When a line of the entries contains the word "dates", report that line.

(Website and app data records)
########

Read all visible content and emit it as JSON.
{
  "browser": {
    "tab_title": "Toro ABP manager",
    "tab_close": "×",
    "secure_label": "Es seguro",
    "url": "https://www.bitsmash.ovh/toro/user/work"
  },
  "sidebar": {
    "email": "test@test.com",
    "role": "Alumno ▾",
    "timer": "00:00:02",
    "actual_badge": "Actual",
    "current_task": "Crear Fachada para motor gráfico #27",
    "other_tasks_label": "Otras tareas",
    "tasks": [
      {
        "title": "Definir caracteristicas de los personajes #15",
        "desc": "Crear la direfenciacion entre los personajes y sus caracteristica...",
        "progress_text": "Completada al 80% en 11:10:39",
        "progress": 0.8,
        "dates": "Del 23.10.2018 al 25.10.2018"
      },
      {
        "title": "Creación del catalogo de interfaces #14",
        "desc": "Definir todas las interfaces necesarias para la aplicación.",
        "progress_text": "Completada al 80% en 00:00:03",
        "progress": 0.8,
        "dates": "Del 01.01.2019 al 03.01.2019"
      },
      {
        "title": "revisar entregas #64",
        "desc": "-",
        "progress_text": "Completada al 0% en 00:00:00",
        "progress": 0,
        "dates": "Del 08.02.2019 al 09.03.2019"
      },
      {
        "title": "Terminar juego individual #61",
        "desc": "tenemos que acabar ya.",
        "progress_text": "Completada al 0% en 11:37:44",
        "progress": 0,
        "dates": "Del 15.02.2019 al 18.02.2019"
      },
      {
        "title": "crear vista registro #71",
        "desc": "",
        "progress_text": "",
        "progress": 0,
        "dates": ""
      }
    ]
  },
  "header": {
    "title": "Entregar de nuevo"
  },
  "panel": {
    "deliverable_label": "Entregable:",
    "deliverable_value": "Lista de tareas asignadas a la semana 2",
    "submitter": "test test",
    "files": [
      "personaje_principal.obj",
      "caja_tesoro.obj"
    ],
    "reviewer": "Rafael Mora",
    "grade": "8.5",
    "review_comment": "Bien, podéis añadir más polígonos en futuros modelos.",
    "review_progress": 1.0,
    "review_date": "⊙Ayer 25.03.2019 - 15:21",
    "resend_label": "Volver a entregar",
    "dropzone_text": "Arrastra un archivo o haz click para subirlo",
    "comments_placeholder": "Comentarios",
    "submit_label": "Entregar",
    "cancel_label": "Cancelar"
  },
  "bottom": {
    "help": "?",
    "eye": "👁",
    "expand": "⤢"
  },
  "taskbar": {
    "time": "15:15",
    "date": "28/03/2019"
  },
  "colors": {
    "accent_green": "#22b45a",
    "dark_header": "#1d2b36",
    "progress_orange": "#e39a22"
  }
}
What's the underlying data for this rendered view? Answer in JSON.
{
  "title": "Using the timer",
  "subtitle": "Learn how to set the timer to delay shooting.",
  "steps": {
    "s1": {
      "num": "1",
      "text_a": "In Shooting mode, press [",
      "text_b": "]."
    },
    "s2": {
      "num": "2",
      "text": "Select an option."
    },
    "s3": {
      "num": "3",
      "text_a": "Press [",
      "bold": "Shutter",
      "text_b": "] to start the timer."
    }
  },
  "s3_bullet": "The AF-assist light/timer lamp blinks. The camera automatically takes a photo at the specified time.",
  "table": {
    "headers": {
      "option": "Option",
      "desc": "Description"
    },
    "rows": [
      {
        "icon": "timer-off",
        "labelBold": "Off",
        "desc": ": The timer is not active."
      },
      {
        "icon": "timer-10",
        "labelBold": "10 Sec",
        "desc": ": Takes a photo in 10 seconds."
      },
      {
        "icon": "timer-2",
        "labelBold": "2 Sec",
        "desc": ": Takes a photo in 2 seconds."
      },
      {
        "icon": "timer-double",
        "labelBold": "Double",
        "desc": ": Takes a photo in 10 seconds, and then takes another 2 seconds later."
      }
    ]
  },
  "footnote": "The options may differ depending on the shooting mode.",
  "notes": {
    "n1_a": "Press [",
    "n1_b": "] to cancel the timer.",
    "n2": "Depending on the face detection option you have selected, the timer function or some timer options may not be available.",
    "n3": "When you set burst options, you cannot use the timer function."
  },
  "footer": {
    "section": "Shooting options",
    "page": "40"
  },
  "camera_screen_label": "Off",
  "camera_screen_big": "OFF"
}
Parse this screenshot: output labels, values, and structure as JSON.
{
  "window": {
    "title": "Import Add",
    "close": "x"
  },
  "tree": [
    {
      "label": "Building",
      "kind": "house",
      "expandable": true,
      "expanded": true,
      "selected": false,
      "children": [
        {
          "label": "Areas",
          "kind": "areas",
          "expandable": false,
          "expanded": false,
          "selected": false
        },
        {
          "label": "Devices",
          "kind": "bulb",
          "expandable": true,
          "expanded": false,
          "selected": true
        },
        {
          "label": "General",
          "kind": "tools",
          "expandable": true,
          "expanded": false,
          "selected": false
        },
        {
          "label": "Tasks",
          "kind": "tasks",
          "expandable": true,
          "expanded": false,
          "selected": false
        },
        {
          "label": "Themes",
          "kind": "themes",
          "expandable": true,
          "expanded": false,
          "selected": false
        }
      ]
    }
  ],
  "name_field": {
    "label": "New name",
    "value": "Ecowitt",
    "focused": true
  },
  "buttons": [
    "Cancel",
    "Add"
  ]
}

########

● **RESPONSE TO THIS TASK**:
        "dates": "Del 23.10.2018 al 25.10.2018"
        "dates": "Del 01.01.2019 al 03.01.2019"
        "dates": "Del 08.02.2019 al 09.03.2019"
        "dates": "Del 15.02.2019 al 18.02.2019"
        "dates": ""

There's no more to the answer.